What you are asked to do: Take every line from the records below that includes the word "Richard".

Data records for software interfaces
..............................

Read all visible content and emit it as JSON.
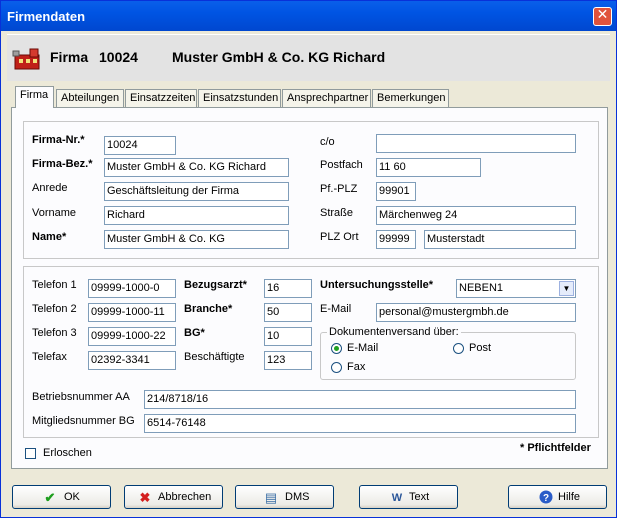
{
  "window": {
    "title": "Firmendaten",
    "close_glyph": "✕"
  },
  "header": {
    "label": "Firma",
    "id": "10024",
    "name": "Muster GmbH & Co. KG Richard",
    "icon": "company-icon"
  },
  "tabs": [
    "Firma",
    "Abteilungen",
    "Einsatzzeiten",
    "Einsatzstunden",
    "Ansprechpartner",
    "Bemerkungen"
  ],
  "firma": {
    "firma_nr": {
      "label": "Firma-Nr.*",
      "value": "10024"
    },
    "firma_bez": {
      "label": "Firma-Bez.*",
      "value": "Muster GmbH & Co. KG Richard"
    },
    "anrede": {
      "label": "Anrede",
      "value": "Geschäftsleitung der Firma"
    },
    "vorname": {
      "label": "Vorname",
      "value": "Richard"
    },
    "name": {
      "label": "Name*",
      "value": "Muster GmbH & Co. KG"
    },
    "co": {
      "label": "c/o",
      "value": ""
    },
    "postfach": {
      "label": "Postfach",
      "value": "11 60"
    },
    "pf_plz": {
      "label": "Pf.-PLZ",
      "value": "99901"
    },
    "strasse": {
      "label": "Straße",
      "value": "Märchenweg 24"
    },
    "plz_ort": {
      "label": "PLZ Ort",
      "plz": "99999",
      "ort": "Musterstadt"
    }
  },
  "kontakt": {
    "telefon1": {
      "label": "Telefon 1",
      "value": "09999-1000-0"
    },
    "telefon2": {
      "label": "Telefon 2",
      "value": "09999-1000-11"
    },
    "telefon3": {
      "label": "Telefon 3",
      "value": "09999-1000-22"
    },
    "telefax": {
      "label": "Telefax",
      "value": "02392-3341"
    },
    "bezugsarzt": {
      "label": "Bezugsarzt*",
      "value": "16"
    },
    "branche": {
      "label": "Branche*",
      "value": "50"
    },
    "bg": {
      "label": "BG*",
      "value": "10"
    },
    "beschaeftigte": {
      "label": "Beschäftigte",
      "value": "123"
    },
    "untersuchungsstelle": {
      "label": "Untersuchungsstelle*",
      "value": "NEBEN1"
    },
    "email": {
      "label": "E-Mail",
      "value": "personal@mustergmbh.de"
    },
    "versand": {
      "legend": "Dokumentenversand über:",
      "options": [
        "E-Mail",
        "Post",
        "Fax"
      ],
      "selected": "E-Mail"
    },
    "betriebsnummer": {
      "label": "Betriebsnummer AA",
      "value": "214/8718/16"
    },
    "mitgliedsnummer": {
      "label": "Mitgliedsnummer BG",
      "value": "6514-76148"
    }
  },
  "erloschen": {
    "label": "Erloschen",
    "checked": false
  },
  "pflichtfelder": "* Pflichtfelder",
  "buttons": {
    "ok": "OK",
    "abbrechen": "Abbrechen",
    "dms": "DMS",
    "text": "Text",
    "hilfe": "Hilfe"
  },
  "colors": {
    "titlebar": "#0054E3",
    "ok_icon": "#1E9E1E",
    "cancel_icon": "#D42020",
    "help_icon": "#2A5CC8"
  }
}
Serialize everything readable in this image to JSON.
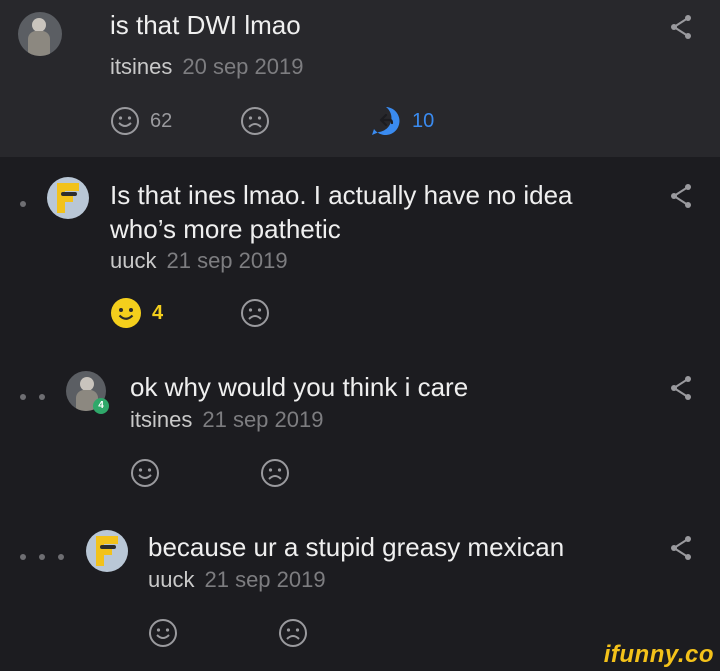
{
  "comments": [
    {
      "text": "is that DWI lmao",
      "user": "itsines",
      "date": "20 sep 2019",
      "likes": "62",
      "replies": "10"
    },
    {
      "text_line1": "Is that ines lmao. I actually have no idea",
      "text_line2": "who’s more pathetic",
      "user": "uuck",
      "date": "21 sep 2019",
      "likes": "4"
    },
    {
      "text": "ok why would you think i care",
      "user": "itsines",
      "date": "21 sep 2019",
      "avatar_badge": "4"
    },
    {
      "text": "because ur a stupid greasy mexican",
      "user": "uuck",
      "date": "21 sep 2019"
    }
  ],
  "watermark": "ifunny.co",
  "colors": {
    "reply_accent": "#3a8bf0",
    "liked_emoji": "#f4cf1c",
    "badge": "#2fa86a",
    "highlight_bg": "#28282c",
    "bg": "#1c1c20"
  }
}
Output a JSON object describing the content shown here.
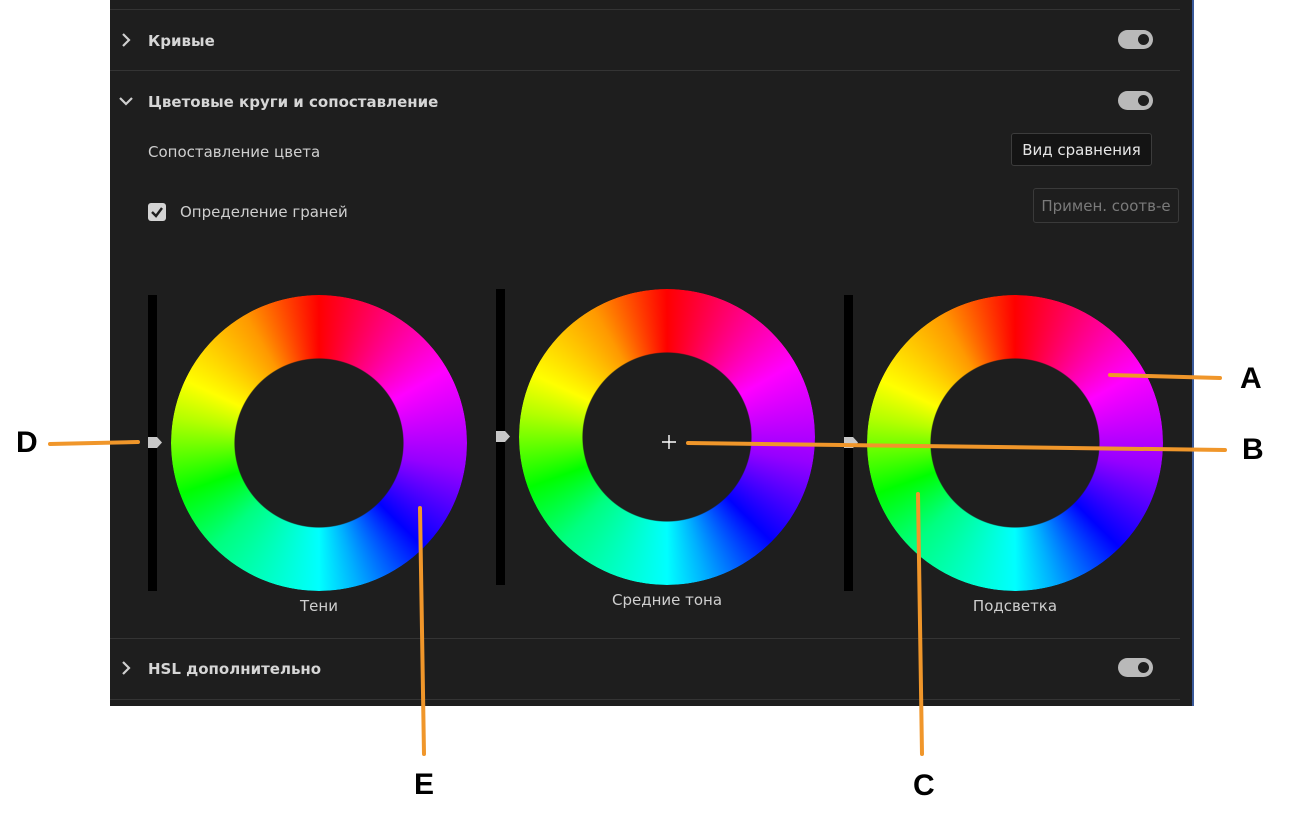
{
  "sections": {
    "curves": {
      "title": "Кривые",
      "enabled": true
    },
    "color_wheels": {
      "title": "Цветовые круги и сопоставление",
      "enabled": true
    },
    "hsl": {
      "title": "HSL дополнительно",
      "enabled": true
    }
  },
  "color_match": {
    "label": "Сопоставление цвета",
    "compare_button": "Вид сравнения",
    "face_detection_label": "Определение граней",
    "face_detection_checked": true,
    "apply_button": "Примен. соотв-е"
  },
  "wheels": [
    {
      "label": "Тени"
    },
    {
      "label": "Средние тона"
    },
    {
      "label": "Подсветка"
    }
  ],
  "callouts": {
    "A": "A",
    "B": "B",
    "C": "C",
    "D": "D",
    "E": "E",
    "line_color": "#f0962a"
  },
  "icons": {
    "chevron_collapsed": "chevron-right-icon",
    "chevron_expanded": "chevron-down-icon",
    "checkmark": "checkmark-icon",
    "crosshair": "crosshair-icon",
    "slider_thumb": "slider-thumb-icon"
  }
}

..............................

Answer to this problem:
    "name": "Muster GmbH & Co. KG Richard",
      "value": "Muster GmbH & Co. KG Richard"
      "value": "Richard"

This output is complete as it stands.